The R&B and Pop Singer’s definition of keeping it moving is not accepting anything that isn’t on her level. Not to mention both of these artists are actually on the move when it comes to their craft and building an empire. Talk about actions speaking louder than words!

During Cruch Calhoun’s verse he rapped about some hard times he went through like giving his last to people who were down. However, this beat is so grandiose that you may not soak it in instantly. His deep voice also gave the song an edge. Calhoun is basically saying if you don’t want smoke KEEP IT MOVING. The rapper states “know not to play with me, check my demeanor.” Which highlights his gangster and his knowledge on street life. A lot of people talk or tweet as Calhoun puts it, but aren’t really action based.

When I first listened to this song on my way to work I was so pumped up and ready to take on the day.

Just be careful listening to this song if you get stuck in traffic!

Listen To “Keep It Moving”: https://distrokid.com/hyperfollow/acemula1/keep-it-moving-feat-dj-drewski-law–cruch-calhoun

Follow:

instagram.com/lawandmusic/

instagram.com/sodrewski/

instagram.com/acemulaofficial/

instagram.com/cruchcalhoun/

Continue Reading

Reviews

QC’S SOLID FOUNDATION NAMES BRANDON FARMER AS PARTNER

Published

on

By

On the heels of Solid Foundation’s recent joint venture with Soundcloud to develop and manage the next generation of artists, the QC Media Holdings company has named Atlanta native and music industry veteran Brandon Farmer partner at Solid Foundation Management. Farmer will join an impressive team of executives and managers at Solid Foundation, with his primary focus being the expansion of the Solid Foundation artist management roster beyond the current star-studded Quality Control Music roster. 

On being named partner at Solid Foundation, Farmer shares: “I’ve been a part of the music industry since I was young, so this is all I have ever known. Being born and raised in Atlanta, I watched the growth of Quality Control starting from my hometown to becoming a household name. I look forward to getting to work and couldn’t imagine being a part of a stronger team!” 

After working as part of Justin Bieber’s core team, Farmer decided to branch out on his own. Knowing the direction he wanted to take with his career, he founded B. Farmer Management. Starting in the road management space, Farmer quickly amassed a roster of clients including Jeremiah, Kelly Rowland, Sevyn Streeter, and Rotimi. Having paid his dues on the road, he soon moved into full artist management; with one of his many past clients being rising rapper and fellow Georgia native, Latto. 

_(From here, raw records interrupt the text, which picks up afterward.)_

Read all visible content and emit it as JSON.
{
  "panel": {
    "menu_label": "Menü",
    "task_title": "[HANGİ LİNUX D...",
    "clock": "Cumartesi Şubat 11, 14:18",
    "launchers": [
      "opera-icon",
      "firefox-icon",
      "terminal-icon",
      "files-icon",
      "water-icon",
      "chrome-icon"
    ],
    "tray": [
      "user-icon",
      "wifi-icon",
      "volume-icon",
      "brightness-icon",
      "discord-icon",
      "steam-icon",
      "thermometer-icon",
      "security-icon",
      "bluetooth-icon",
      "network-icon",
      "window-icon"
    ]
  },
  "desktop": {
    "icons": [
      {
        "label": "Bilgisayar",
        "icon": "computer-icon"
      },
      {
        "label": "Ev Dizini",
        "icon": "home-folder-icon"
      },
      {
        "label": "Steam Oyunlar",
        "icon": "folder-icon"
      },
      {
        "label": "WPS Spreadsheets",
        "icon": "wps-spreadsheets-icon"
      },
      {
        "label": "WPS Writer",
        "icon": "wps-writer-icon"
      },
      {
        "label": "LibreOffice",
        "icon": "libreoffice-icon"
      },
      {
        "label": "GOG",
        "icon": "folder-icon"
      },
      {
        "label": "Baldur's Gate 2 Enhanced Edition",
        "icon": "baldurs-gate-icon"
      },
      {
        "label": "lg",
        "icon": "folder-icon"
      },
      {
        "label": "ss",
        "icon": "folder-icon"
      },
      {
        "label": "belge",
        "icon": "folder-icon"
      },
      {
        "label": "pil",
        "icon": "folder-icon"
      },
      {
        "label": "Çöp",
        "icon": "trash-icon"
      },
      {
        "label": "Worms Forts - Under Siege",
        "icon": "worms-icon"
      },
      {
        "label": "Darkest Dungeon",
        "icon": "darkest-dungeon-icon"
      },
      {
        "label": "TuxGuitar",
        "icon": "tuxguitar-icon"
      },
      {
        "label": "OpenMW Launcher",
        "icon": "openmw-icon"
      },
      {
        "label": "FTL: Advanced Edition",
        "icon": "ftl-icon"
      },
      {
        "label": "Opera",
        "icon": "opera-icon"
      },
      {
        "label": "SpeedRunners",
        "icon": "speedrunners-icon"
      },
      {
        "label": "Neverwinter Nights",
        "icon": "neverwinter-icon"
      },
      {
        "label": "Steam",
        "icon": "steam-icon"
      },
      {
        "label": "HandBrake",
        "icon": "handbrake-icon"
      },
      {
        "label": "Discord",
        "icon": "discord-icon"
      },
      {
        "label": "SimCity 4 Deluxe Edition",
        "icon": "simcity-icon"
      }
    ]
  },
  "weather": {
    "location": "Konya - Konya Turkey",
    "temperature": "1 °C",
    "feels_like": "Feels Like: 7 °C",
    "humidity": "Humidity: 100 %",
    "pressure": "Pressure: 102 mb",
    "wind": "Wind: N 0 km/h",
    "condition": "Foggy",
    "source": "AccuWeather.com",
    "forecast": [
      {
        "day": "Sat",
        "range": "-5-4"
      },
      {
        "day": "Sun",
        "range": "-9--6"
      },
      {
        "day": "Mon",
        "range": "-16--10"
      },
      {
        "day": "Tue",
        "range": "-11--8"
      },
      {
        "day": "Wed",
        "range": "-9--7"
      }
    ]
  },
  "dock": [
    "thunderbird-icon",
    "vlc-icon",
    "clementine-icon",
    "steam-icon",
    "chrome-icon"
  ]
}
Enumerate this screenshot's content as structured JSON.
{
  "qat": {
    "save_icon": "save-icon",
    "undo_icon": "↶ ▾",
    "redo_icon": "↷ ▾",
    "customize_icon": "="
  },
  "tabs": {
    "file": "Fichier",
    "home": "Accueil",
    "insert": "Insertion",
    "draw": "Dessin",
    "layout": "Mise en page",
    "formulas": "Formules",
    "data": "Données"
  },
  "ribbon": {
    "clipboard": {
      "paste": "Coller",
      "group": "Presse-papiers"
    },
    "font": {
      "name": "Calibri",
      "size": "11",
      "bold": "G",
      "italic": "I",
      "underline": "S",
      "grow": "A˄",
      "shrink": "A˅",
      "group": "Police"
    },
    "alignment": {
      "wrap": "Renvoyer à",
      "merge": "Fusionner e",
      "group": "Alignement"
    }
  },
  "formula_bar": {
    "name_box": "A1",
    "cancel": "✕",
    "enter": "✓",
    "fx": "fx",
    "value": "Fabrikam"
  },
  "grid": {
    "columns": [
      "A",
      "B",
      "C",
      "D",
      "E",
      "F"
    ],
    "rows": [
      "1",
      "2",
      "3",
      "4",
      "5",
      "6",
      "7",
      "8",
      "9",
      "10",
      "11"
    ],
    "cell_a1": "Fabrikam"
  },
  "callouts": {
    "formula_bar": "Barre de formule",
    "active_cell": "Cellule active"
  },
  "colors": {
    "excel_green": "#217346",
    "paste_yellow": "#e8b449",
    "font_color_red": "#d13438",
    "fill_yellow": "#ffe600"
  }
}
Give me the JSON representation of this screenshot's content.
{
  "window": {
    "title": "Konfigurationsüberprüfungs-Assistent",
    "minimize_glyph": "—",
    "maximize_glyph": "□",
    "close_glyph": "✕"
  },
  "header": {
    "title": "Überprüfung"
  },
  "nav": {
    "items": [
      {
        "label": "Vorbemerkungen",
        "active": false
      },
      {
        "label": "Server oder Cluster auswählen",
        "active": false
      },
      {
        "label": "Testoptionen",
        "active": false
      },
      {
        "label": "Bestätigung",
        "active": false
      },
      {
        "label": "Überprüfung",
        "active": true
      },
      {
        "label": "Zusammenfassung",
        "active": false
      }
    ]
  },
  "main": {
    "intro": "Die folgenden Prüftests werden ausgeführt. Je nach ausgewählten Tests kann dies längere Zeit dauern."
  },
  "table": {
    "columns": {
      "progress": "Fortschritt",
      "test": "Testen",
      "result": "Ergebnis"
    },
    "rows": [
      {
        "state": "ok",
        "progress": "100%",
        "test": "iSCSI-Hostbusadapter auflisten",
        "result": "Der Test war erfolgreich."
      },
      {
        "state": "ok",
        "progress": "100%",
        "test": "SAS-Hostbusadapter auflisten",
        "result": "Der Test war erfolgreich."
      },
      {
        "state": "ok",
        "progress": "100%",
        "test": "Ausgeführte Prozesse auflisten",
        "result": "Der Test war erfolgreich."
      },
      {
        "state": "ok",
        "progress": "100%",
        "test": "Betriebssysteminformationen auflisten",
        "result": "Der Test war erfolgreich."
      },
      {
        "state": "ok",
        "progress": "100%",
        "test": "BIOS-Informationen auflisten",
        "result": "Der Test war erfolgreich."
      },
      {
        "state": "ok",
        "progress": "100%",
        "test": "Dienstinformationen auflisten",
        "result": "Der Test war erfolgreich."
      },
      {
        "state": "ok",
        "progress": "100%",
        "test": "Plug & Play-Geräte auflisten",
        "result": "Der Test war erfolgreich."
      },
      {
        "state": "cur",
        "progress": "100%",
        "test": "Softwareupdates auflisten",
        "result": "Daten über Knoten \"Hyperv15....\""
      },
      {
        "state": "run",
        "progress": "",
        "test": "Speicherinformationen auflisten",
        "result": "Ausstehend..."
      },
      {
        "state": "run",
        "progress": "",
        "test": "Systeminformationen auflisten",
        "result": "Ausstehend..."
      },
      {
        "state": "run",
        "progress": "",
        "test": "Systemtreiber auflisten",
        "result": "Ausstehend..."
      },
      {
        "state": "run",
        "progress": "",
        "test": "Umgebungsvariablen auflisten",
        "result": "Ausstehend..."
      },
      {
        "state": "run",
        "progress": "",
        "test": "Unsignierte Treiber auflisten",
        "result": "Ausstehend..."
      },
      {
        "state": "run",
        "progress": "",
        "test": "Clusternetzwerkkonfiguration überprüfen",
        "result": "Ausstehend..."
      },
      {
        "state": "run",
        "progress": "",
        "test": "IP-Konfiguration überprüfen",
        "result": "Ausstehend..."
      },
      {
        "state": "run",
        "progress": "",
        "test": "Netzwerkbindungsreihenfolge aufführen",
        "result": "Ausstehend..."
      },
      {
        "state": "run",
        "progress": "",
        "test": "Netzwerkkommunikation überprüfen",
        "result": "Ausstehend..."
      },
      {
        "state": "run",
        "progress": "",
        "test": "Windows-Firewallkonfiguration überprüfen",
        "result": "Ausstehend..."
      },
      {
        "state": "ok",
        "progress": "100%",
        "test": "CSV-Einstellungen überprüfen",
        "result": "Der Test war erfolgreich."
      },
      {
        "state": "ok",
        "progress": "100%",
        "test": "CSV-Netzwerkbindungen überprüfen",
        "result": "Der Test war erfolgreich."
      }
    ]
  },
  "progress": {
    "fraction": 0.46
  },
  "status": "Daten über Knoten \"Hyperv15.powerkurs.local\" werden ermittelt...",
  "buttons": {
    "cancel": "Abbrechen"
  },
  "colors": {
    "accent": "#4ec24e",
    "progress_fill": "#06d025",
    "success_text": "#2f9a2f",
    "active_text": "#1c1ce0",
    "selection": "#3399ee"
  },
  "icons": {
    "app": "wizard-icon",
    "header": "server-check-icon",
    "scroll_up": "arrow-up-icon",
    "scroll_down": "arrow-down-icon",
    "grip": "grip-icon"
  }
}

“Brandon is a perfect fit for Solid Foundation. He fights for his clients and makes a real impact on their careers, and that’s the type of energy we’re looking for.” – Simone Mitchell, President of Solid Foundation Management

“We are excited about having Brandon on board. He’s a pro and is exactly who we need to continue growing the Solid Foundation roster and brand.” – Kevin “Coach K” Lee, COO Quality Control

“Brandon’s industry connections and expertise are a major asset. Between his new role as partner and our partnership with Soundcloud, we’re letting people know Solid Foundation is out here expanding far beyond our original ventures.” – Pierre “P” Thomas, CEO Quality Control

Continue Reading

Trending This Week

Copyright © 2021 4sho Magazine LLC.